There are 16 oz in a pint, but according to this Wall Street Journal article some restaurants are serving 14oz beers. This problem seemed to be first noticed Jeff Alworth, a Portland, Ore., beer blogger. Taking an initiative Alworth started the Honest Pint Project. He went around Portland drinking beer and measuring the glasses. He then posted his results on his blog showing where an honest pint could be found.
So what are the economics of 14oz beers? It is possible that people do not want a whole pint as a quote from the article points out "Someone who comes in and wants a beer doesn't want a huge glass," says Tanny Feerer, vice president for purchasing at Damon's International. "Fourteen ounces is enough." As a spokesperson for Hooters points out 20 extra beers are gained per keg with the 14oz pours.
If a pint is honest or not depends on if the beer is advertised as a pint or 14oz beer. Either way, some companies have taken the advice of an article published in a British Medical Journal by Brian Wansink, a Cornell University professor that showed customers cannot usually tell the difference and are just as happy with a 14oz beer.
At this point it might be a good idea to follow the British. There if you get a pint in the pub, your glass is certified as a pint and it marked as such. This Wikipedia article on pint glasses is quite informative on the subject.

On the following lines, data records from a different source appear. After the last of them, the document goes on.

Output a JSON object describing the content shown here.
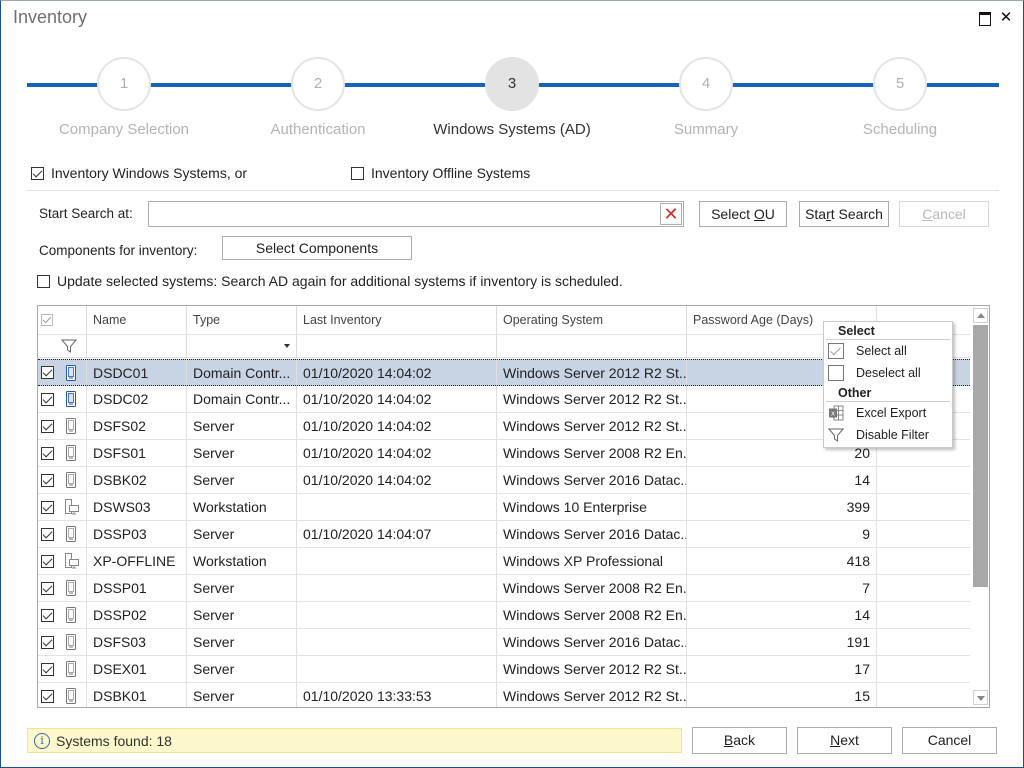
{
  "window": {
    "title": "Inventory",
    "maximize_icon": "maximize-icon",
    "close_glyph": "✕"
  },
  "stepper": {
    "active_step": 3,
    "steps": [
      {
        "number": "1",
        "label": "Company Selection"
      },
      {
        "number": "2",
        "label": "Authentication"
      },
      {
        "number": "3",
        "label": "Windows Systems (AD)"
      },
      {
        "number": "4",
        "label": "Summary"
      },
      {
        "number": "5",
        "label": "Scheduling"
      }
    ],
    "accent_color": "#1565b8"
  },
  "options": {
    "inventory_windows": {
      "label": "Inventory Windows Systems, or",
      "checked": true
    },
    "inventory_offline": {
      "label": "Inventory Offline Systems",
      "checked": false
    }
  },
  "search": {
    "label": "Start Search at:",
    "value": "",
    "placeholder": "",
    "clear_glyph": "✕",
    "select_ou_pre": "Select ",
    "select_ou_u": "O",
    "select_ou_post": "U",
    "start_pre": "Sta",
    "start_u": "r",
    "start_post": "t Search",
    "cancel_u": "C",
    "cancel_post": "ancel"
  },
  "components": {
    "label": "Components for inventory:",
    "button": "Select Components"
  },
  "update_option": {
    "label": "Update selected systems: Search AD again for additional systems if inventory is scheduled.",
    "checked": false
  },
  "grid": {
    "columns": [
      "Name",
      "Type",
      "Last Inventory",
      "Operating System",
      "Password Age (Days)"
    ],
    "rows": [
      {
        "checked": true,
        "icon": "domain-controller",
        "name": "DSDC01",
        "type": "Domain Contr...",
        "last": "01/10/2020 14:04:02",
        "os": "Windows Server 2012 R2 St...",
        "pw": "",
        "selected": true
      },
      {
        "checked": true,
        "icon": "domain-controller",
        "name": "DSDC02",
        "type": "Domain Contr...",
        "last": "01/10/2020 14:04:02",
        "os": "Windows Server 2012 R2 St...",
        "pw": ""
      },
      {
        "checked": true,
        "icon": "server",
        "name": "DSFS02",
        "type": "Server",
        "last": "01/10/2020 14:04:02",
        "os": "Windows Server 2012 R2 St...",
        "pw": ""
      },
      {
        "checked": true,
        "icon": "server",
        "name": "DSFS01",
        "type": "Server",
        "last": "01/10/2020 14:04:02",
        "os": "Windows Server 2008 R2 En...",
        "pw": "20"
      },
      {
        "checked": true,
        "icon": "server",
        "name": "DSBK02",
        "type": "Server",
        "last": "01/10/2020 14:04:02",
        "os": "Windows Server 2016 Datac...",
        "pw": "14"
      },
      {
        "checked": true,
        "icon": "workstation",
        "name": "DSWS03",
        "type": "Workstation",
        "last": "",
        "os": "Windows 10 Enterprise",
        "pw": "399"
      },
      {
        "checked": true,
        "icon": "server",
        "name": "DSSP03",
        "type": "Server",
        "last": "01/10/2020 14:04:07",
        "os": "Windows Server 2016 Datac...",
        "pw": "9"
      },
      {
        "checked": true,
        "icon": "workstation",
        "name": "XP-OFFLINE",
        "type": "Workstation",
        "last": "",
        "os": "Windows XP Professional",
        "pw": "418"
      },
      {
        "checked": true,
        "icon": "server",
        "name": "DSSP01",
        "type": "Server",
        "last": "",
        "os": "Windows Server 2008 R2 En...",
        "pw": "7"
      },
      {
        "checked": true,
        "icon": "server",
        "name": "DSSP02",
        "type": "Server",
        "last": "",
        "os": "Windows Server 2008 R2 En...",
        "pw": "14"
      },
      {
        "checked": true,
        "icon": "server",
        "name": "DSFS03",
        "type": "Server",
        "last": "",
        "os": "Windows Server 2016 Datac...",
        "pw": "191"
      },
      {
        "checked": true,
        "icon": "server",
        "name": "DSEX01",
        "type": "Server",
        "last": "",
        "os": "Windows Server 2012 R2 St...",
        "pw": "17"
      },
      {
        "checked": true,
        "icon": "server",
        "name": "DSBK01",
        "type": "Server",
        "last": "01/10/2020 13:33:53",
        "os": "Windows Server 2012 R2 St...",
        "pw": "15"
      }
    ]
  },
  "context_menu": {
    "select_header": "Select",
    "select_all": "Select all",
    "deselect_all": "Deselect all",
    "other_header": "Other",
    "excel_export": "Excel Export",
    "disable_filter": "Disable Filter"
  },
  "footer": {
    "status_text": "Systems found:  18",
    "back_u": "B",
    "back_post": "ack",
    "next_u": "N",
    "next_post": "ext",
    "cancel": "Cancel"
  }
}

Economically it could be argued that letting it go as is with dishonest pints might be better if the cost of implementing such a certified pint glass system outweighed the benefit of decreased monitoring cost for people like Alworth and the loss of the consumer enjoyment of those extra 2 oz. But I would rather have my full pint.